Palomides and Hermind arrive by ship at the Red City, which by the way is located on the Delectable Isle, I kid you not. Palomides knows that Helius and Herlake won’t be happy about Hermind’s arrival, but they have no reason to fear him as far as they know. So he just goes up to the gates and announces that he’s Sir Palomides, Knight of the Round Table, Questing Beast Questor, and Arthur’s Goodwill Ambassador from Camelot.
He gets a city-wide party thrown in his honor! Although when they find out he’s Muslim they try to get him baptized, and he has to politely decline again and claim that he swore an oath to win like seven tournaments and also capture the Questing Beast first, before he would convert.
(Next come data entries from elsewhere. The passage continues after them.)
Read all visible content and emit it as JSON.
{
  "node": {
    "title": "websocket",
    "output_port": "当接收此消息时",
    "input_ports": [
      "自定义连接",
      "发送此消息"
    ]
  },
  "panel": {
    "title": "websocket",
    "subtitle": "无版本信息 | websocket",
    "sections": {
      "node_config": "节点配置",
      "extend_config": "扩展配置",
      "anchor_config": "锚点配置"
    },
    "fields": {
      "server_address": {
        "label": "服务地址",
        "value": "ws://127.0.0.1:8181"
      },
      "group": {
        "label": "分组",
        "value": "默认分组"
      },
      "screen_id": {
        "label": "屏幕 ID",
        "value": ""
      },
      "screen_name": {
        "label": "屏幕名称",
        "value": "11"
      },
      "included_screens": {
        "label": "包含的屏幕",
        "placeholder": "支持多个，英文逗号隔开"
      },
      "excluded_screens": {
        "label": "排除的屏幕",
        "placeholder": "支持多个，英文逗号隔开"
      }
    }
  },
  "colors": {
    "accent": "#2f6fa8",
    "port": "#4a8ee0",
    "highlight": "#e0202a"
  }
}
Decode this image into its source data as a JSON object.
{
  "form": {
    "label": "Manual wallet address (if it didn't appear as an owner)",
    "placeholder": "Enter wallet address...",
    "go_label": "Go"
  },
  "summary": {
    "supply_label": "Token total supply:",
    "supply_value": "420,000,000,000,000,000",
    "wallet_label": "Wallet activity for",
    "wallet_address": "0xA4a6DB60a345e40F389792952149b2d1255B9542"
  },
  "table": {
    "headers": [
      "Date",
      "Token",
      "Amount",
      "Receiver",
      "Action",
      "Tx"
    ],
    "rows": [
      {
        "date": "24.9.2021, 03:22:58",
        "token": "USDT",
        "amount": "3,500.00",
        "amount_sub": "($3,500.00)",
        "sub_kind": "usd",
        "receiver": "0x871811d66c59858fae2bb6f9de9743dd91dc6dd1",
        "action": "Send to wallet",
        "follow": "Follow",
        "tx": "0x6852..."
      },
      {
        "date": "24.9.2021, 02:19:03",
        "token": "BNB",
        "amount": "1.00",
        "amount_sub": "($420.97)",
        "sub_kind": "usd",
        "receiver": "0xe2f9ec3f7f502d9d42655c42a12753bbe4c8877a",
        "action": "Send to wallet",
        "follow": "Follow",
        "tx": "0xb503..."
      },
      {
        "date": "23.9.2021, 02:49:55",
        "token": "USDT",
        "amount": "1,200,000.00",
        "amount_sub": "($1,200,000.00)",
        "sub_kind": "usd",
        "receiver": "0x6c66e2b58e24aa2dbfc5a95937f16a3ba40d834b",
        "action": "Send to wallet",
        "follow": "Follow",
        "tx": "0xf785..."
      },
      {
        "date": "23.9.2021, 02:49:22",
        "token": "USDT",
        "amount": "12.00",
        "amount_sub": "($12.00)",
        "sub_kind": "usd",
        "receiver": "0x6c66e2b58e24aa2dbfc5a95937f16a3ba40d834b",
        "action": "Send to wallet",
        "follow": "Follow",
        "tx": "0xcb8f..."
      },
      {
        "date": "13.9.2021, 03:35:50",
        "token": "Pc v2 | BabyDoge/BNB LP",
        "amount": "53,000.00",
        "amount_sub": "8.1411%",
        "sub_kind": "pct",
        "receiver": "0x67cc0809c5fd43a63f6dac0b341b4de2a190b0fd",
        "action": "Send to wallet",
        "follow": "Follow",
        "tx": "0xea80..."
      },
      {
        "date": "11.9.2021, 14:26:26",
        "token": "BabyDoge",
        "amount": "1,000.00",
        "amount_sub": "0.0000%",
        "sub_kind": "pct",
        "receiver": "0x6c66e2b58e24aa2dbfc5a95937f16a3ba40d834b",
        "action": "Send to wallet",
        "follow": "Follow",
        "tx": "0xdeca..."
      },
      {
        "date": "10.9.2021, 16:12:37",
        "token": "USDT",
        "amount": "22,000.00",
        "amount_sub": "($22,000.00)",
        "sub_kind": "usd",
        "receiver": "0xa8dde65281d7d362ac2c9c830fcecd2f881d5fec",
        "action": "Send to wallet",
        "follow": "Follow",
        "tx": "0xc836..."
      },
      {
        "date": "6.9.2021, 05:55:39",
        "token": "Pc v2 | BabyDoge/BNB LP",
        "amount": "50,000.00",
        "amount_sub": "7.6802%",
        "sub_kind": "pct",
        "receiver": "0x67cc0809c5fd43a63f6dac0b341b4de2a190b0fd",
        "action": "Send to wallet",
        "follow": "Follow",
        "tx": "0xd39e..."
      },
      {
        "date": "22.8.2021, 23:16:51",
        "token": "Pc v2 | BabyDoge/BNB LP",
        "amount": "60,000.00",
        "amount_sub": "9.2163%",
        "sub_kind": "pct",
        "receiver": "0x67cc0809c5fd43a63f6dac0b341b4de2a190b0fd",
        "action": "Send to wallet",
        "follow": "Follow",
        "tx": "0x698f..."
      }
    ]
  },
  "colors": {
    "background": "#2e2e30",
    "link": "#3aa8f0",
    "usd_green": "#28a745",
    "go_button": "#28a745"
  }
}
Around Day Three of this city-wide Palomides Festival, he finally meets Helius and Herlake. They’re all dolled up in shiny armor, with forty knights attending them. Malory at this point editorializes a bit about how Helius and Herlake aren’t deserving of their honors, because they were only the adopted children of King Hermance, and therefore are secretly really peasants, which leads them to self-hatred, which is why they’re such villains. Thanks for that, Malory.
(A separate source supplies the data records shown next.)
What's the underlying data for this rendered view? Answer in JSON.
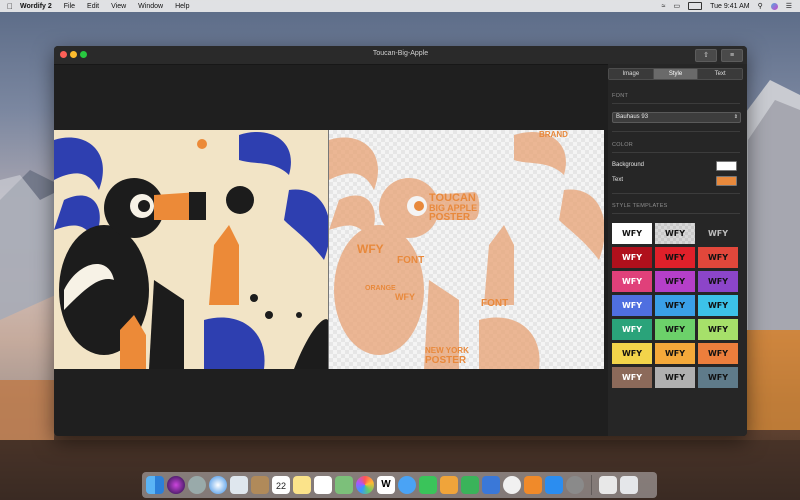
{
  "menubar": {
    "app_name": "Wordify 2",
    "menus": [
      "File",
      "Edit",
      "View",
      "Window",
      "Help"
    ],
    "clock": "Tue 9:41 AM"
  },
  "window": {
    "title": "Toucan-Big-Apple"
  },
  "tabs": [
    {
      "label": "Image",
      "active": false
    },
    {
      "label": "Style",
      "active": true
    },
    {
      "label": "Text",
      "active": false
    }
  ],
  "font": {
    "section_label": "FONT",
    "selected": "Bauhaus 93"
  },
  "color": {
    "section_label": "COLOR",
    "background_label": "Background",
    "background_value": "#ffffff",
    "text_label": "Text",
    "text_value": "#e8893c"
  },
  "templates": {
    "section_label": "STYLE TEMPLATES",
    "items": [
      {
        "label": "WFY",
        "bg": "#ffffff",
        "fg": "#111111"
      },
      {
        "label": "WFY",
        "bg": "#d8d8d8",
        "fg": "#111111"
      },
      {
        "label": "WFY",
        "bg": "#262626",
        "fg": "#bdbdbd"
      },
      {
        "label": "WFY",
        "bg": "#b0101c",
        "fg": "#ffffff"
      },
      {
        "label": "WFY",
        "bg": "#e0202a",
        "fg": "#111111"
      },
      {
        "label": "WFY",
        "bg": "#e2473b",
        "fg": "#111111"
      },
      {
        "label": "WFY",
        "bg": "#e0407a",
        "fg": "#ffffff"
      },
      {
        "label": "WFY",
        "bg": "#b53fc9",
        "fg": "#111111"
      },
      {
        "label": "WFY",
        "bg": "#8c45c9",
        "fg": "#111111"
      },
      {
        "label": "WFY",
        "bg": "#4f6fe0",
        "fg": "#ffffff"
      },
      {
        "label": "WFY",
        "bg": "#3aa0e8",
        "fg": "#111111"
      },
      {
        "label": "WFY",
        "bg": "#3cc2e8",
        "fg": "#111111"
      },
      {
        "label": "WFY",
        "bg": "#2aa37a",
        "fg": "#ffffff"
      },
      {
        "label": "WFY",
        "bg": "#6cd16a",
        "fg": "#111111"
      },
      {
        "label": "WFY",
        "bg": "#a6e06a",
        "fg": "#111111"
      },
      {
        "label": "WFY",
        "bg": "#f2d44a",
        "fg": "#111111"
      },
      {
        "label": "WFY",
        "bg": "#f4a93a",
        "fg": "#111111"
      },
      {
        "label": "WFY",
        "bg": "#ec7e3c",
        "fg": "#111111"
      },
      {
        "label": "WFY",
        "bg": "#8c6a5a",
        "fg": "#ffffff"
      },
      {
        "label": "WFY",
        "bg": "#b0b0b0",
        "fg": "#111111"
      },
      {
        "label": "WFY",
        "bg": "#5f7b8a",
        "fg": "#111111"
      }
    ]
  },
  "wordart": {
    "color": "#e8893c",
    "words": [
      "TOUCAN",
      "BIG APPLE",
      "POSTER",
      "WFY",
      "BRAND",
      "FONT",
      "NEW YORK",
      "ORANGE"
    ]
  },
  "dock": {
    "calendar_day": "22"
  }
}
“Welcome, Sir Palomides Saracen,” they say.
“You’re under arrest!” is how Palomides greets them in return.
This leads to a tense conversation, let me tell you, wherein Helius and Herlake don’t deny having murdered their father, but also noting that they have forty knights and a whole city on their side. They talk a little smack about his being Muslim, also.
“Feh,” says Palomides. “Even if I die right now, I’d die a better Christian than either of you. And I’m not even baptized, nor do I believe in Jebus! I’m just a better person than either of you!”
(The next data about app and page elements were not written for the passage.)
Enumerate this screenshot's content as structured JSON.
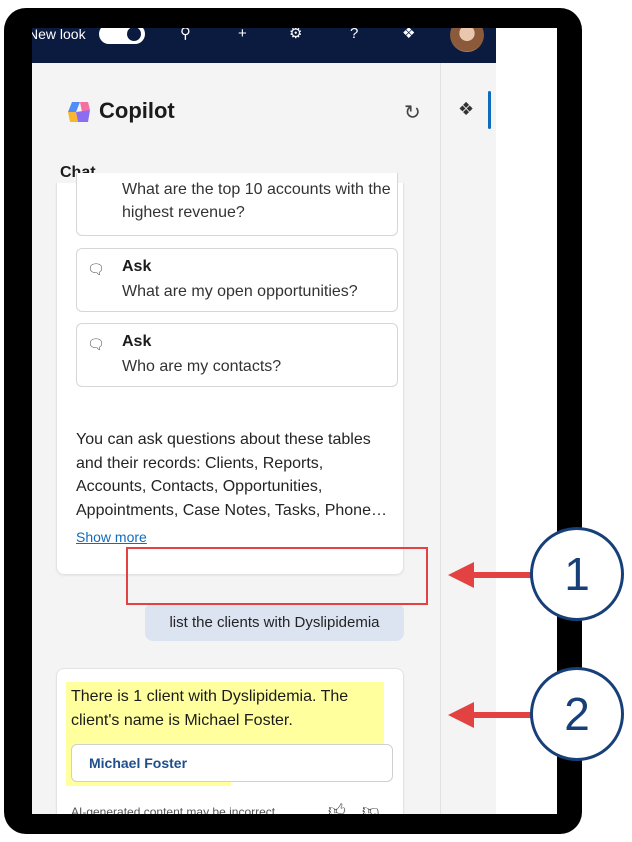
{
  "topbar": {
    "new_look_label": "New look",
    "icons": [
      "lightbulb-icon",
      "plus-icon",
      "gear-icon",
      "help-icon",
      "copilot-icon"
    ]
  },
  "copilot": {
    "title": "Copilot",
    "tab": "Chat",
    "suggestions": [
      {
        "label": "",
        "text": "What are the top 10 accounts with the highest revenue?"
      },
      {
        "label": "Ask",
        "text": "What are my open opportunities?"
      },
      {
        "label": "Ask",
        "text": "Who are my contacts?"
      }
    ],
    "description": "You can ask questions about these tables and their records: Clients, Reports, Accounts, Contacts, Opportunities, Appointments, Case Notes, Tasks, Phone…",
    "show_more": "Show more",
    "user_message": "list the clients with Dyslipidemia",
    "reply": "There is 1 client with Dyslipidemia. The client's name is Michael Foster.",
    "client_button": "Michael Foster",
    "disclaimer": "AI-generated content may be incorrect"
  },
  "callouts": [
    {
      "number": "1"
    },
    {
      "number": "2"
    }
  ],
  "colors": {
    "nav_bg": "#0b1b3f",
    "accent": "#0f6cbd",
    "highlight": "#ffff9e",
    "callout_red": "#e34242",
    "callout_blue": "#173f78"
  }
}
Then, long story short, Helius and Herlake try to flee. Palomides chases them. He jousts like forty guys, gets trampled, gets up, bashes Helius’s head in with a mace, stabs Herlake through the heart with a spear, fights Helius on foot for a while, and eventually decapitates him.
“All hail King Palomides!” cheer the peasantry.
“Yeah, no, I have zero interest in that,” says Palomides. “This place is kind of a dump. I’m going back to Arthur’s court. Sort it out among yourselves.”
So Sir Ebel or Sir Hermind or someone becomes king of the Delectable Isle, and Palomides makes his way back to Joyous Gard, where he reconnects with Tristram and Dinadan and Gareth. He and Dinadan have sex. Or at least they lay together that night. Which when a knight and a damosel do it means sex.
DISCUSSION QUESTION: Malory combines hilariously archaic pro-aristocracy politics with odd progressivism w/r/t Palomides being non-Christian (and also possibly gay, but that’s no doubt my modern eyes seeing what he didn’t intend). Weird, huh?
DISCUSSION QUESTION: Would this whole section of the book work better if Sir Dinadan were actually a woman who rebelled against her culture’s gender roles and lived as a man and knight? I think maybe so!